GoF design patterns and applies them to Java)
"No Silver Bullet: Essence and Accidents of Software Engineering", for
"The Mythical Man-Month", "Software Engineering Project Management",
for Oct. 13
"Software Cost Estimation", "COCOMO 2.0", for lecture on software cost
"A Spiral Model of Software Development and Enhancement", for Oct.
4 (rb) ???
"Risk Management for Software Development", for lecture on Risk Management
more to come.....
The Mythical Man Month, by Brooks: a short and very entertaining book containing
many lessons still true nowadays about a large, complex software project
- a classic book every computer scientist should have read
Software Architecture : Perspectives on an Emerging Discipline, by Mary
Shaw, Garlan David, David Garlan
Pattern Oriented Software Architecture : A System of Patterns, by Frank
Buschmann et. al
Software Engineering - A Holistic View, by Bruce I. Blum
Software Engineering - A Practitioner's Approach, by Roger S. Pressman
Software Engineering, by Ian Sommerville
The assignments differ heavily in the amount of time required, and some
of the assignments (e.g. reading project) have to be started early in the
course and in parallel to the other assignments in order to get a good
result. It is up to you to plan your assignment work so you can finish
them in time.
Put your assignments either into the box in front of the office Gates
418 before 3pm, or bring them to the class.
see Mandatory Reading, you need the reading for
the other assignments, so I recommend you to read the UML book in week
2 and 3, and to read the Design Pattern book in week 5 and 6.
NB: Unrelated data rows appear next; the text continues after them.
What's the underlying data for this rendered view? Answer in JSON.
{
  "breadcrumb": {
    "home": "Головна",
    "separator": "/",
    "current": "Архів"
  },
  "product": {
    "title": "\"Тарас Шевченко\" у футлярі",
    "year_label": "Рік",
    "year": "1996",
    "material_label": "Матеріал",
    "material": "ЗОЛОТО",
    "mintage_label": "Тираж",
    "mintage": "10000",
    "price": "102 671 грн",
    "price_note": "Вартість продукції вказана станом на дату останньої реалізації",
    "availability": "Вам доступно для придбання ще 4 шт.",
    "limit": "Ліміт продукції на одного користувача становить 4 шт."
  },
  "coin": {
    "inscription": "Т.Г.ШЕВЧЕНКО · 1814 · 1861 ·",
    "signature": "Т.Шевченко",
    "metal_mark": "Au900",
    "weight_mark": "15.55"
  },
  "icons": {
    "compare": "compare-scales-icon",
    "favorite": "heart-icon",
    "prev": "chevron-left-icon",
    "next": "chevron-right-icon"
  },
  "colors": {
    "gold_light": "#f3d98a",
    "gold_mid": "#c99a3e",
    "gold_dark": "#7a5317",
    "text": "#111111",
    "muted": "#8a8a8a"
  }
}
Modeling with UML
Assignment 1: Actors and Use
Cases, Domain Model, week 2 (due Oct. 4, 3:15pm)
Assignment 2: Design Model and
Interaction diagrams, week 4 (due Oct. 18, 3:15pm)
Assignment 3: Given a small
software package and an incomplete use case model, make the interaction
diagrams, the class diagram, a state chart, and try to model two additional
features, week 5 (due Oct. 25, 3:15 pm)
Reading credit card information: use design patterns
EBook: redesign by applying design patterns
Minesweeper: model the minesweeper and detect what design patterns you
week 6 to 8 (due Nov. 15, 3:15 pm)
In this project you choose yourselves 3 papers about a specific topic (each
paper at least five pages long, or have two shorter papers in place of
one over 5 pages). You can get ideas about papers by looking into magazines
like IEEE Software, IEEE Computer, IEEE Transactions on Software Engineering,
JOOPS (Journal of Object-Oriented Programming), collections of papers like
"Software Engineering" or "Software Engineering and Project Management",
both by M. Dorfman and R. H. Thayer, or by looking at Gio's
list of references (look for the ones marked with SW). The topic
has to be closely related to CS446. It can but needs not to explore one
of the lecture topics more in-depth, it can also address another topic
about how to develop software. Examples of topics: "Modeling and determining
the architecture of a system", "Problems in determining the requirements
for a system", "Process models for software development", "Managing the
risks of a software project", "Getting reuse going in an organization",
"Issues in modeling real-time systems", "Design patterns: papers
from conferences and design patterns and architecture patterns", ....
Assignment 5 and 6 can be turned in by email, in case the email only contains
plain text and no attachments. Otherwise turn in a printout.
Project Description (Assignment 5): a short note (maximum half a
page) describing which papers you have chosen, why you have chosen these
papers, and what results you expect (what you expect to discover or learn
or find out, what correlations you hope to make), week 3 to 7, has
to be turned in Nov. 8, 3:15 pm
Project Results (Assignment 6): a two-page summary of the results
(your findings, your conclusions) or a talk (will depend on class size),
week 8 to 10, has to be turned in Nov. 29, 3:15 pm
The due dates given are the latest possible date for turning in the assignments.
The assignments are given well in advance, and I recommend you to start
early and to hand them in the Friday before they are due. So you have three
more days in case something does not work out as planned.